Have the freshest free hiking tips sent to you each month!
Tracking wildlife has been a life long fascination for me.
And if I had a lot of time on my hands, I'd go to tracking school and get really good at this.
But for now, I've got to teach myself about how to spot the signs of animals moving across the hiking terrain I'm passing through.
Which might come in handy for you, if you're fascinated by the animals leaving their calling cards, too.
Wouldn't it be great to answer all of those questions above, based solely on a foot print?
Imagine the thrill of seeing a huge wolf print, freshly put down in the mud, like the photo above! I was so excited I couldn't see straight!
So you can use tracking to learn about your neighbors, but also to keep yourself out of harm's way.
Because I'm so into this subject, I've gathered together a lot of resources on this subject. Let me share a few of them with you here.
First off, the grim reality: that we have to fight to preserve wild animals.

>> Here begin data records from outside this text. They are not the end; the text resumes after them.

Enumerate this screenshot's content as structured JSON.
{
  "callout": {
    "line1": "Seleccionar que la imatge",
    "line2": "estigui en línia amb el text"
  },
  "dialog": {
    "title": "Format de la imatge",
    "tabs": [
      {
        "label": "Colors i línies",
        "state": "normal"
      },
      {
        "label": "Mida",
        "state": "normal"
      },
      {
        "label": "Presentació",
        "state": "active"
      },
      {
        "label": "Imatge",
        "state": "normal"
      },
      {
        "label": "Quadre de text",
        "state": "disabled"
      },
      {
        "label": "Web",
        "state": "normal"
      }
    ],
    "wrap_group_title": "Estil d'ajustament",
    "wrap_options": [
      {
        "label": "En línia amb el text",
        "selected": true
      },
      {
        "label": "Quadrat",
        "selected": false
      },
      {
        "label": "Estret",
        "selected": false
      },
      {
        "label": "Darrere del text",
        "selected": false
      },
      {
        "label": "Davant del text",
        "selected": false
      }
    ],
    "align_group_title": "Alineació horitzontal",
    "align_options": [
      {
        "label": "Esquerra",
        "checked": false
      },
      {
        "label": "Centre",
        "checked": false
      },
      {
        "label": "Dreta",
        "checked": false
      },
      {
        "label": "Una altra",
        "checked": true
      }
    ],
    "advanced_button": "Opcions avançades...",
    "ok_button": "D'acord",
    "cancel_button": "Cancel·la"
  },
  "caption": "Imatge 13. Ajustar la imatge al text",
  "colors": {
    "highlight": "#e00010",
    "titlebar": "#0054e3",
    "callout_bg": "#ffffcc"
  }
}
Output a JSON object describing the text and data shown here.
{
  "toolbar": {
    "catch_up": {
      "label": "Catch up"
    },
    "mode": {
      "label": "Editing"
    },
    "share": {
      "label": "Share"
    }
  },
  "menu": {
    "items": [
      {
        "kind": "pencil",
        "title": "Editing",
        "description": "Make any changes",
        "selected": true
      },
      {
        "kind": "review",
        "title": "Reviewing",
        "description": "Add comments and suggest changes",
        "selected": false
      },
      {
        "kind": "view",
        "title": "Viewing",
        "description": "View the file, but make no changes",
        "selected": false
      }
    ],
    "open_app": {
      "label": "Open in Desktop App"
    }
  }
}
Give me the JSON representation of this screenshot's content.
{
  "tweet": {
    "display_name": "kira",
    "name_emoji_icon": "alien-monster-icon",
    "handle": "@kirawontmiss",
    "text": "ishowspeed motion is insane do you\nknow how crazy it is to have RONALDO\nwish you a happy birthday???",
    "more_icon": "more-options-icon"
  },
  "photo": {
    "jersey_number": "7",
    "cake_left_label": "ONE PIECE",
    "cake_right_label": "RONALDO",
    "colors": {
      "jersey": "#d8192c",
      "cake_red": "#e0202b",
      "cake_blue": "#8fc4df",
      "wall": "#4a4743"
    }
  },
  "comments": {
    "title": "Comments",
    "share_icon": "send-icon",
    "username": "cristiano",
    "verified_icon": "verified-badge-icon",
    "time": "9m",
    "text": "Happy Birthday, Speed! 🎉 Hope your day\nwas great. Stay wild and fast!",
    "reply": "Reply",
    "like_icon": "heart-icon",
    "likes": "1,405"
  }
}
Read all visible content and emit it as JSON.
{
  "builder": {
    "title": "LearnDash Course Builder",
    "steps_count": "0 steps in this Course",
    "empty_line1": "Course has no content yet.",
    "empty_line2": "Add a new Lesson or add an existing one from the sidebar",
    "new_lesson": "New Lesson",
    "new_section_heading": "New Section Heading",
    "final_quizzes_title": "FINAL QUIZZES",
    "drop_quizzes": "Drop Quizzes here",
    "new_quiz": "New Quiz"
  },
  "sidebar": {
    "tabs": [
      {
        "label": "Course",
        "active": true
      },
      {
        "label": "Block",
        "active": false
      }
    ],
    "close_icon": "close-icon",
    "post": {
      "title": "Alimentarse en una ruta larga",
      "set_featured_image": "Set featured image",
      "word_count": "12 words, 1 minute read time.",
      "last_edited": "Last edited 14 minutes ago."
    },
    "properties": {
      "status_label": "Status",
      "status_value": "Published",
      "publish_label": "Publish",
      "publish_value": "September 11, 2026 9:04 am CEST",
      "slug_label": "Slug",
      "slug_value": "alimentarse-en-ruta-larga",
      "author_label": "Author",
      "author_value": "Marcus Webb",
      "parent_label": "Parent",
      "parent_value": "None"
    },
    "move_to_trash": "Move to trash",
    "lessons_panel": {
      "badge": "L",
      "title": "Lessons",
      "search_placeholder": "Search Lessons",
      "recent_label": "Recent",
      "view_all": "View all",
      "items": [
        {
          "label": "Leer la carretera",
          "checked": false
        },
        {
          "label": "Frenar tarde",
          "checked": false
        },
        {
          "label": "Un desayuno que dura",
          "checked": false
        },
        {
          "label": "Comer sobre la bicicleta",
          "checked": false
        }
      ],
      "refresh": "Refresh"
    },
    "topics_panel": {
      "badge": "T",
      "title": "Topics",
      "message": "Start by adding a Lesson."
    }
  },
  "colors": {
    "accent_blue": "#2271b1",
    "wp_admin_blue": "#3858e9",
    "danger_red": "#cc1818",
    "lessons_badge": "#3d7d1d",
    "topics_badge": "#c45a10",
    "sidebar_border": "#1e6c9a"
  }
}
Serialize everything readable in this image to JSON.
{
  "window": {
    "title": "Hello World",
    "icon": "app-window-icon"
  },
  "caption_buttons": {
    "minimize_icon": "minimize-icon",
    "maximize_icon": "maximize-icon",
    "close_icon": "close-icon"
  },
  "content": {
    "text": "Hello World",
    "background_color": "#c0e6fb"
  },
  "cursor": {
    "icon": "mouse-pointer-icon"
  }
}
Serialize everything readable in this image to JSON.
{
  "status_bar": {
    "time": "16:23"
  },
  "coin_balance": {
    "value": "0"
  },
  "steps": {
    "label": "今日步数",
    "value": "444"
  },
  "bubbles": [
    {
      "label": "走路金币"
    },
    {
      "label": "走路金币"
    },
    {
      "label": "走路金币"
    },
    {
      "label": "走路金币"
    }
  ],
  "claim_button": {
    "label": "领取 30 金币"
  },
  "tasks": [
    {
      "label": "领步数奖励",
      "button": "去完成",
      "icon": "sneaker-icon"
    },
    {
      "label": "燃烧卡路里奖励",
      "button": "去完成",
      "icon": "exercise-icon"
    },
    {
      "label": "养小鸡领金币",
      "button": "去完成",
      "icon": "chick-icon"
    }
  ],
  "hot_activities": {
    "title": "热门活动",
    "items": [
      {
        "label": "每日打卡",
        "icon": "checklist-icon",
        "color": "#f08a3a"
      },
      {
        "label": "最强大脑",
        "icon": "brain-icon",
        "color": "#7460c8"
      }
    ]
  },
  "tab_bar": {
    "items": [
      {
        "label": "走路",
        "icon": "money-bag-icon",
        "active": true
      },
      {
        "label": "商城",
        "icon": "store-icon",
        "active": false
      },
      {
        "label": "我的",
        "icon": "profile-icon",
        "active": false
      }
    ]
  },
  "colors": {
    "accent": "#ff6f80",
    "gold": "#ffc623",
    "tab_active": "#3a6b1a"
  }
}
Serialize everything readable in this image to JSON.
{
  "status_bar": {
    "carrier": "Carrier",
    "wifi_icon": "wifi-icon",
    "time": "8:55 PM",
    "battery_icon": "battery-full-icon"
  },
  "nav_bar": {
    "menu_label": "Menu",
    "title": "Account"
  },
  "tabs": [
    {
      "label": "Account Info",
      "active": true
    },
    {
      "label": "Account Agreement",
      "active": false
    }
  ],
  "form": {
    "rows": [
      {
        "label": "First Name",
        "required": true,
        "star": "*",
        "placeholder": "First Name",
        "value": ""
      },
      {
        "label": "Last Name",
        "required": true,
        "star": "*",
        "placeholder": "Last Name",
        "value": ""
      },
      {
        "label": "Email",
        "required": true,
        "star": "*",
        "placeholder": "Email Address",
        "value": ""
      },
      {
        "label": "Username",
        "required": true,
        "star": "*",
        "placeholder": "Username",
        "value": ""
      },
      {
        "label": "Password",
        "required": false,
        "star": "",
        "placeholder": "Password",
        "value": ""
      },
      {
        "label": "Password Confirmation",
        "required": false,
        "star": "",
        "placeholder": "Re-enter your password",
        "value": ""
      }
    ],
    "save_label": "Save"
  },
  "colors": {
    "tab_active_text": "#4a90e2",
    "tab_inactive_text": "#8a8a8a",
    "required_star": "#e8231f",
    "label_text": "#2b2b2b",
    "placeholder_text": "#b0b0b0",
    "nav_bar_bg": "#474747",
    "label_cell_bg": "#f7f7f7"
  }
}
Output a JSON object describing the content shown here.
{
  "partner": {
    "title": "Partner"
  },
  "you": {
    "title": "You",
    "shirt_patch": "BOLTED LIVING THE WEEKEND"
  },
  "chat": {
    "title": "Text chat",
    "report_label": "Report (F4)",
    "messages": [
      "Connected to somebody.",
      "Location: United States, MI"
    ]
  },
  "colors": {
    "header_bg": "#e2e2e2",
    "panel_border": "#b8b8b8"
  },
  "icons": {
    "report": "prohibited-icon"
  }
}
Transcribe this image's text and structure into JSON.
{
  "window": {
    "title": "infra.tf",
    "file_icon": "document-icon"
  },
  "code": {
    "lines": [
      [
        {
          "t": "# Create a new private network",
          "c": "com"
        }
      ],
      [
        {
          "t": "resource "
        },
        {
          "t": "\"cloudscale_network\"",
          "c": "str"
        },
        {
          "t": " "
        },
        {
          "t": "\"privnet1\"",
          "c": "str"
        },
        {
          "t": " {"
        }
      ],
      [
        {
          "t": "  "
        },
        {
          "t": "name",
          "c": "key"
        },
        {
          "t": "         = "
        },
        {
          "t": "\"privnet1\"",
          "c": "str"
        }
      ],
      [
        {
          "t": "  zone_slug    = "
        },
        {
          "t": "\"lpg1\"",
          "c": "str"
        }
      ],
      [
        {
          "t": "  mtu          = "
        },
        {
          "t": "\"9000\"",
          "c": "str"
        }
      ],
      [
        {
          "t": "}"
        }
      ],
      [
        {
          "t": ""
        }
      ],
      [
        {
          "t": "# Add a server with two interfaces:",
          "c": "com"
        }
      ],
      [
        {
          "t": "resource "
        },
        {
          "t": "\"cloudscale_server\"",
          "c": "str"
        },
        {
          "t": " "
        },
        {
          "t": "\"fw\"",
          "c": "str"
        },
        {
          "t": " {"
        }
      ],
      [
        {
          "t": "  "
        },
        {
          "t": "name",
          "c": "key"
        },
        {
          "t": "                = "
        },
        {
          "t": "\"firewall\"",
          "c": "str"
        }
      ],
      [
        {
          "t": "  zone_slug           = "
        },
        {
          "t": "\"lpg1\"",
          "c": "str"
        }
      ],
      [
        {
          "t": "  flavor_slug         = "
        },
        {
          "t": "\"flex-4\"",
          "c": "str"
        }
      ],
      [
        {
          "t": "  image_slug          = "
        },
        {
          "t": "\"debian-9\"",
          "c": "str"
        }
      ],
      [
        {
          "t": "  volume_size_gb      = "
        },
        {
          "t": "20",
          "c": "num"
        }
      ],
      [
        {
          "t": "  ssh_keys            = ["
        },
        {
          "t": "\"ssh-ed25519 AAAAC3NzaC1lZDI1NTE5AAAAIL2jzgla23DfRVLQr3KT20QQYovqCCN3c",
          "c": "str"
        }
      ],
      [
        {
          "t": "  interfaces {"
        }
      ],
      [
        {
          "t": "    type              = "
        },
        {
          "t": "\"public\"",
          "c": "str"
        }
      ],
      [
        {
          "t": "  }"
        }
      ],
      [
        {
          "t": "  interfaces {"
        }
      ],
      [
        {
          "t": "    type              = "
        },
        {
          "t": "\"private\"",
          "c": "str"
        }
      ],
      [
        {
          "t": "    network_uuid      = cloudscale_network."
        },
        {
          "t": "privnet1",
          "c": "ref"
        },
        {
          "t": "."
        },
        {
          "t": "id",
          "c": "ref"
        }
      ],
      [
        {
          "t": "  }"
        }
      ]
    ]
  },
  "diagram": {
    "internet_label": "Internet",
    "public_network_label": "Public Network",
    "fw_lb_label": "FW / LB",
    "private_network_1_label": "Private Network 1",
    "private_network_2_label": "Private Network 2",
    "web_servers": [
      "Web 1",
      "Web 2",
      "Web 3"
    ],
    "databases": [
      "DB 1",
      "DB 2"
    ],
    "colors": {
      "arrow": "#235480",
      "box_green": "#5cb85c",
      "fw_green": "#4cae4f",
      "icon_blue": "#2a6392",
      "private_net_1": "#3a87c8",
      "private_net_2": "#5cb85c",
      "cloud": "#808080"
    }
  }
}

In the United States, it's a matter of political will, paving over the wild places, and misinformation.
Interested in field guides?
Or try this fantastic gold mine of tracking information , from a school located in my neck of the woods: the Cascade Mountains of Washington State.
Here's a site with interesting visuals, making it easy to watch for mammal signs and tracks.
For a comprehensive source on mammal information , try the MaNIS website.
Here's a wildlife tracking intensive that looks fascinating.
And how can we leave out Tom Brown, Jr's tracking school? Again, if time and resources permitted, I'd be on the first plane to this animal tracking mecca.
That should get you started.
Let me know if you'd like more resources.
Little by little, I'm getting better at it, and I'd be delighted to hear from you about what you're doing to learn this fascinating outdoor skill.
Didn't find what you were looking for? Use this search box to find it quickly.